The PATROL Agent uses the following environment variables to provide failover support. This table is applicable for UNIX and Windows.
|Location of the configuration files|
|Contains the fully qualified path to the configuration file stored on a drive shared to the cluster. If this variable is empty or doesn't exist, the agent stores the configuration file in (Windows) PATROL_HOME\config or (UNIX) PATROL_HOME\config.|
|Location of history files|
|PATROL_HISTORY_port*||Contains the fully qualified path to the history file stored on a drive shared to the cluster. If this variable is empty or doesn't exist, the agent writes the history files to (Windows) PATROL_HOME\log\history\<host>\<portNumber> or (UNIX) PATROL_HOME.|
|Alias for the host name|
Contains the virtual severname that is used by the PATROL Agent instead of the hostname to store the PATROL configuration and historical data. If this variable is empty or doesn't exist, the agent uses the host name to identify history data within the history files.
Contains the location of the PATROL Agent error log file.
* To manage multiple PATROL Agents running on separate ports, append the port number to the variable name. This situation occurs when individual PATROL Agents are bound to individual applications such as Oracle, Exchange, Sybase, and so on. Each agent uses a separate port number.
The following example illustrates how the environment variables would be named for a host using port 8888. It also depicts the directory structure and file location.
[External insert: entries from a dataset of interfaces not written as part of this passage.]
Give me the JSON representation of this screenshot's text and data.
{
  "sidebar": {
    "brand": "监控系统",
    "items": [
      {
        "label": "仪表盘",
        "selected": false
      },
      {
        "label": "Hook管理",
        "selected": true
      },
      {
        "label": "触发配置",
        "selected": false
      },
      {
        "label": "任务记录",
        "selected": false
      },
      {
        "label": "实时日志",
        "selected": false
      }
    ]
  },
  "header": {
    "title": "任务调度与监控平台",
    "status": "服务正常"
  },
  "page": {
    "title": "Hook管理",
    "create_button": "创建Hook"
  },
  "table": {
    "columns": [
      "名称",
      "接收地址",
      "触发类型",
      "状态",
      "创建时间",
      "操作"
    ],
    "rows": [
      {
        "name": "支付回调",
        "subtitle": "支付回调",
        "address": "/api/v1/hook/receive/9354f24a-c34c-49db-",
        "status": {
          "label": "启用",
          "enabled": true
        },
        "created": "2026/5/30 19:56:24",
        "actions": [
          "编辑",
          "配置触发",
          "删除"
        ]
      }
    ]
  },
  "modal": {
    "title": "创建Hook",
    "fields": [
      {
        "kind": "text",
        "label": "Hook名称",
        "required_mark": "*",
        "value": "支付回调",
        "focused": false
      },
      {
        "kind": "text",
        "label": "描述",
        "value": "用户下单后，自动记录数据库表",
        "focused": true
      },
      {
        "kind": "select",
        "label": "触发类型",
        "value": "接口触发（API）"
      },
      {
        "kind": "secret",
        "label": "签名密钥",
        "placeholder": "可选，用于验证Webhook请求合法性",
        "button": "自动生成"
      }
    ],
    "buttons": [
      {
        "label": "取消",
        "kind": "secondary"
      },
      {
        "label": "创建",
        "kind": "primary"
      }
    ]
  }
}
For the values provided in the "Environment variables" section of this example, the PATROL Agent stores configuration information and records the history data in the following directory structure:
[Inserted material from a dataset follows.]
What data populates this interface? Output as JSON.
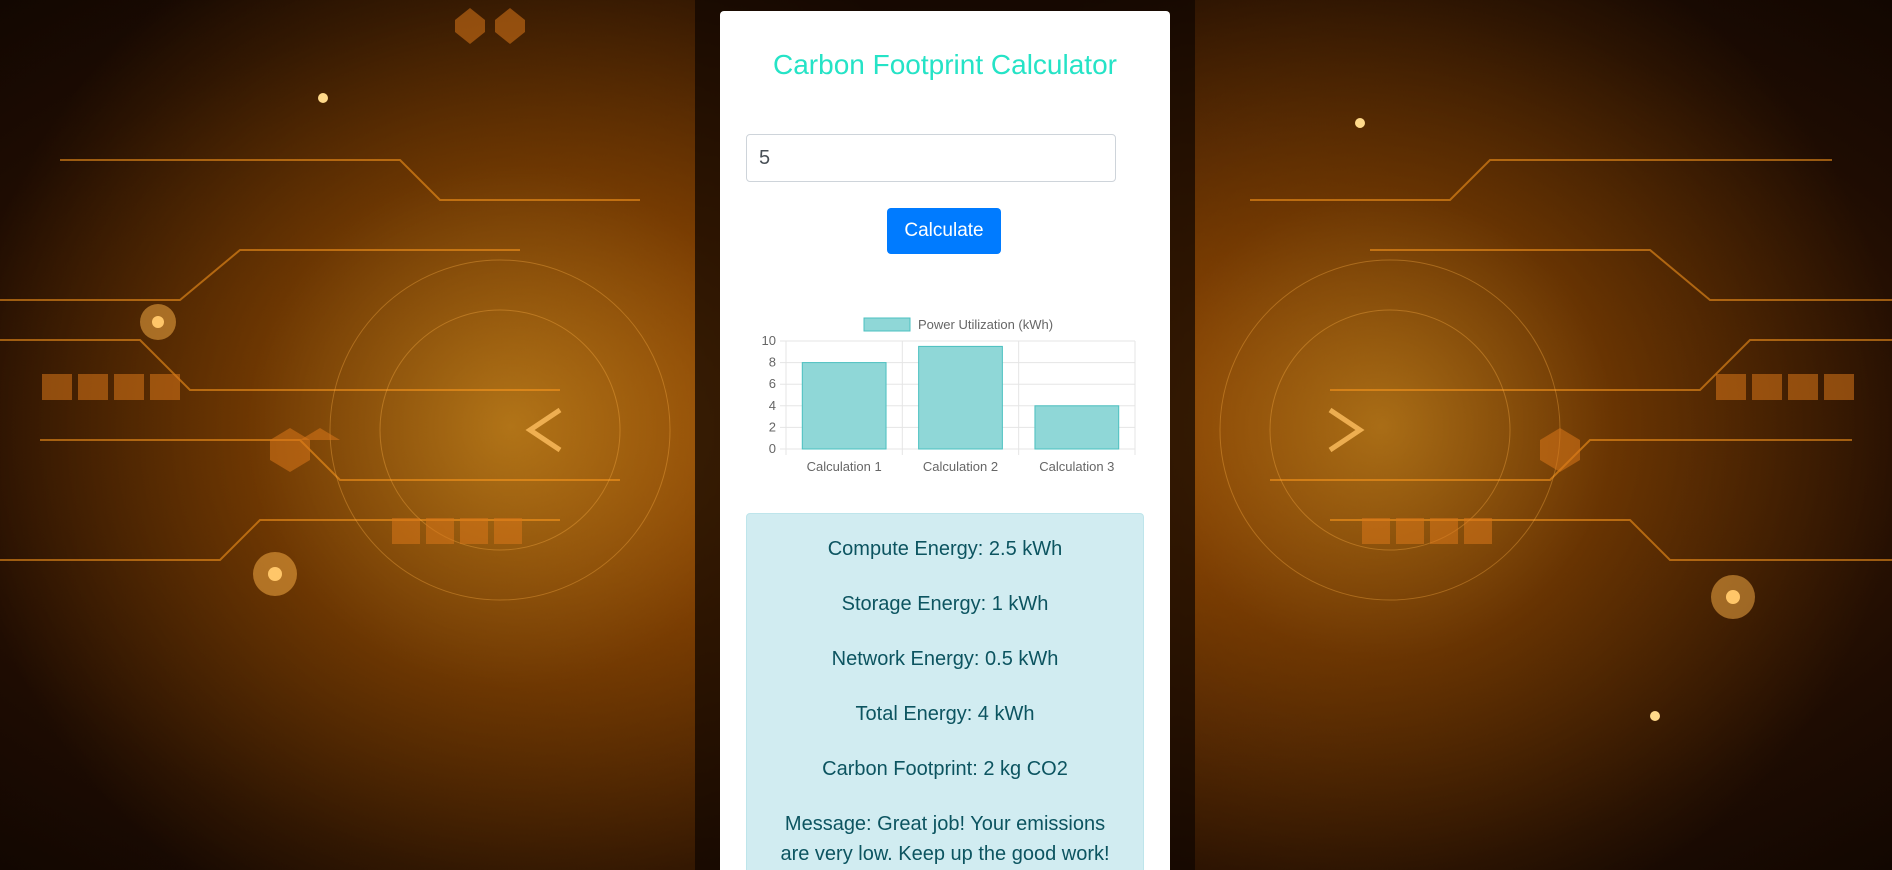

If these variables do not exist or they are empty, the PATROL Agent stores configuration information and records the history data in the following directory structure:
Operation of configuration and history environment variables
When searching for configuration information and creating and writing to the history database, the PATROL Agent uses the logic listed in the following table to check for the existence of PATROL cluster-specific variables.
Operation of configuration and history environment variables
|Virtual Name||Yes||If PATROL_VIRTUALNAME_8888 exists, the agent writes history using the virtual name as the host name. Using the virtual name provides continuous history for an application regardless of which host the application is running on. |
The agent also uses the virtual host name to identify the configuration file changes and the history database. Configuration file changes are written to<PATROL_HOME>\config\config_<virtualName>_<port>.cfg. The history database is written to the sub-directory structure history\<virtualName>\<port>, which is located in the directory pointed to by PATROL_HISTORY_<port>.
|No||The agent writes history using the actual host name. If the application fails over, the agent writes history using the new agent's name. Using the actual hostname creates gaps in the results of any dump_hist commands because the command does not recognize that the same application ran on different hosts.|
|Configuration File||Yes||If PATROL_CONFIG_8888 exists, then the agent reads configuration information from the location specified by this variable.|
|No||The agent reads from the default directory, <PATROL_HOME>\config\config_<virtualName> or <hostName>-<port>.|
|History Database||Yes||If PATROL_HISTORY_8888 exists, then the agent writes history to the location specified by this variable|
|No||The agent writes to the default directory, <PATROL_HOME>\log\history\<virtualName> or <hostName>\<port>\.|
Examples of third-party cluster software
The following are the examples of the third-party clustering software:
- MC ServiceGuard by Hewlett Packard
- High Availability Cluster Multi-Processing for AIX by IBM
- Sun Cluster for E6000 Servers by Sun
- Windows Cluster Management Software